6 – It’s averages not maximums
The PRA has moved the debate on from focusing on maximum peaks & troughs in liquidity usage. It wants you to understand your average positions (so you can ignore the exceptional days) and has a new concept of maximum net debits in a day. The chart below, taken from the Pillar 2 SOP, illustrates this, as your ‘maximum net debit’ (the purple dotted line at the bottom of their chart below) gets bigger, so does your buffer requirement:
7 – They test more than just the peaks
The PRA is very explicit that a range of items contribute to its view on your risk (and hence how large it will set your expensive intraday liquidity buffers). These items are:
- Your average maximum net debit
- Your stress modelling
- The quality of your operations, processes, technology & policy
- The market you operate in
8 – Systems are incredibly important
For the first time, the regulator has said explicitly that it will consider how well you manage the intraday process when assessing your risks.

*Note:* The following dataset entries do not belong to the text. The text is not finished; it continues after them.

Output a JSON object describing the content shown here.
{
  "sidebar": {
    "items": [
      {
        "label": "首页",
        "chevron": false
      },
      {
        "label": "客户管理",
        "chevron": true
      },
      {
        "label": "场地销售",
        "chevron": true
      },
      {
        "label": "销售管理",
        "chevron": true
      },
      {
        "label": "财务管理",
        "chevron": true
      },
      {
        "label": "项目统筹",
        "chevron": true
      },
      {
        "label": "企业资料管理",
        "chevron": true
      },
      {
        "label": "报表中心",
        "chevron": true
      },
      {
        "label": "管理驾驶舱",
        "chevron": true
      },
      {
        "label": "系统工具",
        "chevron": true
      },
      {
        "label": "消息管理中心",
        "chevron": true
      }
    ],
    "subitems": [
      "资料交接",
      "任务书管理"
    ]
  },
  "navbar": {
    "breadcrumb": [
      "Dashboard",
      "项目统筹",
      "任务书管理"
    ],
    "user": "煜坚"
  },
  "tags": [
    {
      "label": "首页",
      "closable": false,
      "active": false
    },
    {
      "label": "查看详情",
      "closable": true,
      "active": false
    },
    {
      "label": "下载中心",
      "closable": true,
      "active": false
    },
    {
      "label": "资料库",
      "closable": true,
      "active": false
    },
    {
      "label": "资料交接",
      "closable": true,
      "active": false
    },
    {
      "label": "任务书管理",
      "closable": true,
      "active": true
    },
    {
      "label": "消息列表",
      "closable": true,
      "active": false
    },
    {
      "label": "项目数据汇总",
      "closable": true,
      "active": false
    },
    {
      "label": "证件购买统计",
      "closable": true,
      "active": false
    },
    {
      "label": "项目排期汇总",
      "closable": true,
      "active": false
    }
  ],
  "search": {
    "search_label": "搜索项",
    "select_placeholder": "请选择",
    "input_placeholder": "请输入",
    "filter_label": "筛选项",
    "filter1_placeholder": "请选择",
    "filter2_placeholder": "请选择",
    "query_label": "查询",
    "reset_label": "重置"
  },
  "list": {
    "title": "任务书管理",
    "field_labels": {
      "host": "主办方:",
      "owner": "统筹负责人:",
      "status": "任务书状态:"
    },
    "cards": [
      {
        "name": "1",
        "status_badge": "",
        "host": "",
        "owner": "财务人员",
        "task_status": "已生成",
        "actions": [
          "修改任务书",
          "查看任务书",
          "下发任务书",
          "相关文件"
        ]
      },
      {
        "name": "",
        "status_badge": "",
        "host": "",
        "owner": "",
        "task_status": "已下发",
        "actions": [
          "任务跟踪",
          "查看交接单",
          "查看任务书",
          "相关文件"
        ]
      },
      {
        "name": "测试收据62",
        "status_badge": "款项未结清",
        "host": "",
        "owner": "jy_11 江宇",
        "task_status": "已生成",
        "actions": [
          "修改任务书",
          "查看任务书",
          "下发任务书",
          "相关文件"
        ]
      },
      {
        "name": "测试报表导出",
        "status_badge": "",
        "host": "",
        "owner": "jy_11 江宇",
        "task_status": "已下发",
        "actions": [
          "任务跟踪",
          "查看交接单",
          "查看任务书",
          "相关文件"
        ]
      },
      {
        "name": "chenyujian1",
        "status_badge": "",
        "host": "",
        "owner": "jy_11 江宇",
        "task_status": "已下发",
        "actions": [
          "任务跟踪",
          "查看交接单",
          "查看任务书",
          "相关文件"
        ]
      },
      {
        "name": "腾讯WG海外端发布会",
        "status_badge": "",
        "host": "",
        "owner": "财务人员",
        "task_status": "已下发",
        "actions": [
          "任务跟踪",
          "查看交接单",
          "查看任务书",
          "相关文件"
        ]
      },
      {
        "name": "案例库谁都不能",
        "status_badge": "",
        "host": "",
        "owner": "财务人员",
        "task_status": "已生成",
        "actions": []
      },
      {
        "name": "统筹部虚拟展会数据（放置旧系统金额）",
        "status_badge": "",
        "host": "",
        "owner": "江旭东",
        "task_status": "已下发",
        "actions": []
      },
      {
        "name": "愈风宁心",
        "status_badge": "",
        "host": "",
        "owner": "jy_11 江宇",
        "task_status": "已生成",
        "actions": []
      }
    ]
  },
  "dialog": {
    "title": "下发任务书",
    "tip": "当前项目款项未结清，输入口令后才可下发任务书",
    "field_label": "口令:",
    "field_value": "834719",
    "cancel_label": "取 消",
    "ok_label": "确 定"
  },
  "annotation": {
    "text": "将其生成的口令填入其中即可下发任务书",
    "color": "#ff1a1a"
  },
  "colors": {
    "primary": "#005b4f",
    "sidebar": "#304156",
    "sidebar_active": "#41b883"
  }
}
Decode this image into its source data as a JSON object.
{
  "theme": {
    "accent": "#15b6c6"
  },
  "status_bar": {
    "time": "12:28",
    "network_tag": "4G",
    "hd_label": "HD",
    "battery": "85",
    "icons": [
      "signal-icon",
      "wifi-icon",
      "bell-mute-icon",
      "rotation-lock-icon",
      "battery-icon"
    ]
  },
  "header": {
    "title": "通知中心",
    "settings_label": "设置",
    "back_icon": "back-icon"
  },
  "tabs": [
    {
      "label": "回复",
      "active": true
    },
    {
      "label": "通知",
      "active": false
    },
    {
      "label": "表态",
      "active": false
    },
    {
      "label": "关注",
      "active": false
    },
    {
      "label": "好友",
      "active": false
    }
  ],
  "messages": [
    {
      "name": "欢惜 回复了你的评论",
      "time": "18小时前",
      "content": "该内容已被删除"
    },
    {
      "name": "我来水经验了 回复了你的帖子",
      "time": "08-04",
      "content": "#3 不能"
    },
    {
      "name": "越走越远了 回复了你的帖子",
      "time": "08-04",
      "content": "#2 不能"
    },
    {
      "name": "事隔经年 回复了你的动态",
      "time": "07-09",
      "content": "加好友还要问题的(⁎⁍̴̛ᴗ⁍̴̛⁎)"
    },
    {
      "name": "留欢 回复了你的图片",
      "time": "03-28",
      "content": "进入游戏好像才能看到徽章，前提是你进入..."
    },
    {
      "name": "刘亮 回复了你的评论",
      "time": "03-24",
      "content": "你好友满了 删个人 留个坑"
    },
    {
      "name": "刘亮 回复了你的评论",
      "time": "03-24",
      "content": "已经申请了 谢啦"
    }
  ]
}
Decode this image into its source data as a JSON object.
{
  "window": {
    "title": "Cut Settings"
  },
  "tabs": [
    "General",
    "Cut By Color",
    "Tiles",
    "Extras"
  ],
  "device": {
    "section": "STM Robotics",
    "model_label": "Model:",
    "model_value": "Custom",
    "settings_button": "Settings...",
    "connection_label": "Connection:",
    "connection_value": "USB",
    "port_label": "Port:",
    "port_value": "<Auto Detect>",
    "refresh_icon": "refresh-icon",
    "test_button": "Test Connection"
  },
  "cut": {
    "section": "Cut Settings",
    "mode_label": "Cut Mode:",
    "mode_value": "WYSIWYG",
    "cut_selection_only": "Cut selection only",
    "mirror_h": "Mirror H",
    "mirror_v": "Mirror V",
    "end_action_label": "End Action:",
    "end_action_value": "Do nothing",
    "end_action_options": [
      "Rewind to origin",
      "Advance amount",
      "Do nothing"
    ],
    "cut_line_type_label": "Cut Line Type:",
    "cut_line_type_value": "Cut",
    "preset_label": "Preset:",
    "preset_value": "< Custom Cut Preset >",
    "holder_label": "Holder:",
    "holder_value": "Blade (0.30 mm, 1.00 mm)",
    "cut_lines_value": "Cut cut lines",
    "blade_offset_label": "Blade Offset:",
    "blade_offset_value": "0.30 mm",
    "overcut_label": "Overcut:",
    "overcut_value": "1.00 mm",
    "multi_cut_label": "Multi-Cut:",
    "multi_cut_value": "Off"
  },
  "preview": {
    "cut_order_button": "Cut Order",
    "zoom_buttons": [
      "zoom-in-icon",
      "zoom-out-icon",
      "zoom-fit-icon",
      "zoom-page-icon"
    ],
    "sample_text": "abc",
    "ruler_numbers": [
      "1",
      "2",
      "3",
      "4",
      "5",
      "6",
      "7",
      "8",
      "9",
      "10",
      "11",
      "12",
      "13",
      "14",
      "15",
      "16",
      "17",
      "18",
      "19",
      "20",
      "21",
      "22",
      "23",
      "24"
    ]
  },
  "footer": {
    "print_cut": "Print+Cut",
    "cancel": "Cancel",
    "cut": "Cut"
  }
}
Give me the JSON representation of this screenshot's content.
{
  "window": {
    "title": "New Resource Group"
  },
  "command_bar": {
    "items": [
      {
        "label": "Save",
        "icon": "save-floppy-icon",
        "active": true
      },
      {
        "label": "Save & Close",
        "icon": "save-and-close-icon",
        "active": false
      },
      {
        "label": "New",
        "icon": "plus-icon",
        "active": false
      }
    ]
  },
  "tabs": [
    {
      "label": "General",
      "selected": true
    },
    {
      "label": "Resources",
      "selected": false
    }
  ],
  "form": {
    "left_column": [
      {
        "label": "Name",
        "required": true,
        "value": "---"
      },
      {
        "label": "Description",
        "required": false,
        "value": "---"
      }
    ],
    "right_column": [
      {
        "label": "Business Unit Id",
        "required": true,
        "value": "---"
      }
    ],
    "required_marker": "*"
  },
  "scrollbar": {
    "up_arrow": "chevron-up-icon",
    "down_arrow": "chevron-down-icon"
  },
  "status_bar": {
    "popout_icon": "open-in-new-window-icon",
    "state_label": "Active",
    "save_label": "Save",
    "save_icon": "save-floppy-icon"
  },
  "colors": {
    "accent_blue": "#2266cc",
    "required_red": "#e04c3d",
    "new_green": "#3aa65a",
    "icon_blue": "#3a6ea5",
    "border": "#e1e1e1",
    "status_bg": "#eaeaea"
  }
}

It will look at how you operate, who is involved, how you use technology and how ‘real-time’ your monitoring/management of intraday really is. It will apply a specific uplift to your risk positions and this gets bigger and bigger the more nervous you make the supervisor!
9 – You won’t get much help defining stresses
You have to work out which intraday stresses to model, how to model them and prove that the modelling uses the same data / infrastructure used in real life operations. The regulator won’t direct firms in what to do here, supervisors will sit back and observe. They need to get comfortable that the firm is able to assess its stresses sufficiently and make appropriate risk provision. As with the systems point, how well you perform stress modelling has a direct impact on how high your liquidity buffers will be set.
10 – You can’t only reduce your peaks
The PRA makes a rather surprising comment in the detail of the SOP:
“A firm should not assume that a reduction in the maximum net debit profile will necessarily lead to a reduction in the PRA’s assessment of intraday liquidity risk”
This is there to make explicit just how important it considers the way you manage your intraday ecosystem to be. The PRA does expect that peaks will reduce, but it wants this to be as a result of great insight, secure technology, sharp management and stress-based analysis of risks. Ultimately, it wants to know you can sustain a programme of intraday improvement and that, in between scheduled regulatory reviews, intraday profiles will be constantly under control.
11 – No fungibility
A bit technical this point, but the PRA wants to assess each ‘system’ separately. What this boils down to is that you can’t expect to be able to offset a long position in one currency against a short position in another. So those banks who typically hold their assets in a ‘safe’ currency (e.g. USD) still have to work out how they cover for intraday overdrafts elsewhere in the world. If you want to use the longs to cover off shorts cross-currency then be prepared for an argument. You will have to prove your ability to move money quickly at any time of day (or night!) especially in a time of stress.
12 – No double duty
Another technical point and one that I often see being argued against by banks. Essentially the PRA is saying that you can’t use part of the ‘long-term buffer’ (e.g. that held for LCR purposes) as your intraday buffer. The argument is that the same asset can’t be used for two things at the same time – after all Lehmans collapsed when they lost their credit lines and tried to use their “assets used to cover a run on the bank” as day to day collateral.